scan will be black. When you're scanning 3D objects, try placing
them at different angles on the scanner to see how the lighting will vary.
the crop tool as shown, the tiny eye area of the slide I
selected measured only 0.27x0.17". At 4800dpi, the
scan was completed in less than a minute with quality easily
rivaling that of dedicated 4000 and 5000dpi film scanners.
I made one levels adjustment to correct color and sharpened
the image slightly, as described in the text. If I'd
scanned the entire slide at 4800dpi, I could have printed
it 16x24" at 300dpi.
Most scans (from any scanner--film or flat-bed) can benefit from
slight sharpening. This scan was quite good, it hardly needed any, but
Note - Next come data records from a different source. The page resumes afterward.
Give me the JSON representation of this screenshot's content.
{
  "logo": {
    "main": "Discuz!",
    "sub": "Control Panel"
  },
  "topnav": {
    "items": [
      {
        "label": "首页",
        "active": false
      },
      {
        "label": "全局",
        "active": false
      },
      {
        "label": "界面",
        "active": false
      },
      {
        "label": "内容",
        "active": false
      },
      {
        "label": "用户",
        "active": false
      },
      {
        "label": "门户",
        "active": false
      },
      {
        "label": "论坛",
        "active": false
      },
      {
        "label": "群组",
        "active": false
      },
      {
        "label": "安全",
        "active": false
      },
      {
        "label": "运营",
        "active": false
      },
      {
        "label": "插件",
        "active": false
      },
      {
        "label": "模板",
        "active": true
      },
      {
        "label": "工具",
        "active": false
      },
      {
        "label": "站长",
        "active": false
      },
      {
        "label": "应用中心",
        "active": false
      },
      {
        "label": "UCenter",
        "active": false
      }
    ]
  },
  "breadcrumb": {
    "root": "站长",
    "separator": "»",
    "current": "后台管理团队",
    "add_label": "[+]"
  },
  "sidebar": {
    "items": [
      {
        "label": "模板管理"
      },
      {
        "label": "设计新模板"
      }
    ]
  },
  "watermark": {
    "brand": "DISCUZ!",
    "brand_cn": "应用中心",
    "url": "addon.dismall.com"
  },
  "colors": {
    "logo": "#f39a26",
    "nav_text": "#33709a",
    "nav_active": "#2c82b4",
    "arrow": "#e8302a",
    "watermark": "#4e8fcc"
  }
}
as magazine reproduction can soften the image as well, I decided to sharpen.
I chose Filter>Sharpen>Unsharp mask with settings of Amount: 150;
Radius: 1.5; Threshold: 3. Converted to a resolution of 300dpi (with no
interpolation) for magazine reproduction, the size became 2.5x4.25".
If I'd scanned the entire slide at 4800dpi, I could have printed
it 16x24" at 300dpi!
Now, how can the 4870 help eliminate scratches, tears, cracks and dust?
Digital ICE for prints uses a two-lamp scan to examine your photo for
defects on the surface. Digital ICE for film uses an infrared channel
along with the usual red, blue and green channels to detect dust, scratches
and fingerprints on the film surface. Once the defects have been detected
and mapped out, software in the driver repairs them in the final image
data. Since Digital ICE requires multiple passes and processing, it increases
scan times considerably. Note, too, that you may still have to do some
retouching after ICE. It all depends on the size and extent of the flaws
in the original. Digital ICE for prints cannot detect tape, fingerprints,
pen or maker ink as these usually appear as part of the image, not surface
Size And Price
The scanner fits easily on a desktop, measuring 12x18.7x5.3", and
weighs 14.8 lbs. Estimated price for the Epson Perfection 4870 Photo is
$449 while the 4870 Pro goes for $599. While this is not cheap, the many
features and powerful software provide professional level quality with
the option of automatic scanning for the beginner, or advanced control
for the more experienced user. Furthermore, if you have a collection of
negatives or slides to scan, the quality of the 4870 rivals that of many
models dedicated exclusively to film.
Epson America, Inc.